═══ Data ═══
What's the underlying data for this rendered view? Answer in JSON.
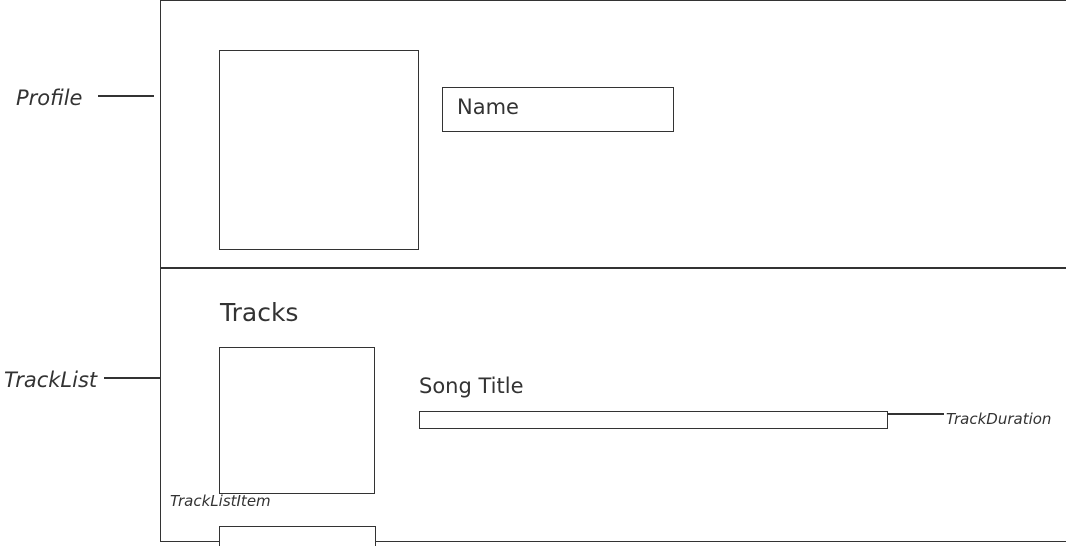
{
  "annotations": {
    "profile": "Profile",
    "track_list": "TrackList",
    "track_duration": "TrackDuration",
    "track_list_item": "TrackListItem"
  },
  "profile": {
    "name_label": "Name"
  },
  "tracks": {
    "heading": "Tracks",
    "song_title": "Song Title"
  }
}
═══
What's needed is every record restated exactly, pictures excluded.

## Answer to this exercise
What's the underlying data for this rendered view? Answer in JSON.
{
  "annotations": {
    "profile": "Profile",
    "track_list": "TrackList",
    "track_duration": "TrackDuration",
    "track_list_item": "TrackListItem"
  },
  "profile": {
    "name_label": "Name"
  },
  "tracks": {
    "heading": "Tracks",
    "song_title": "Song Title"
  }
}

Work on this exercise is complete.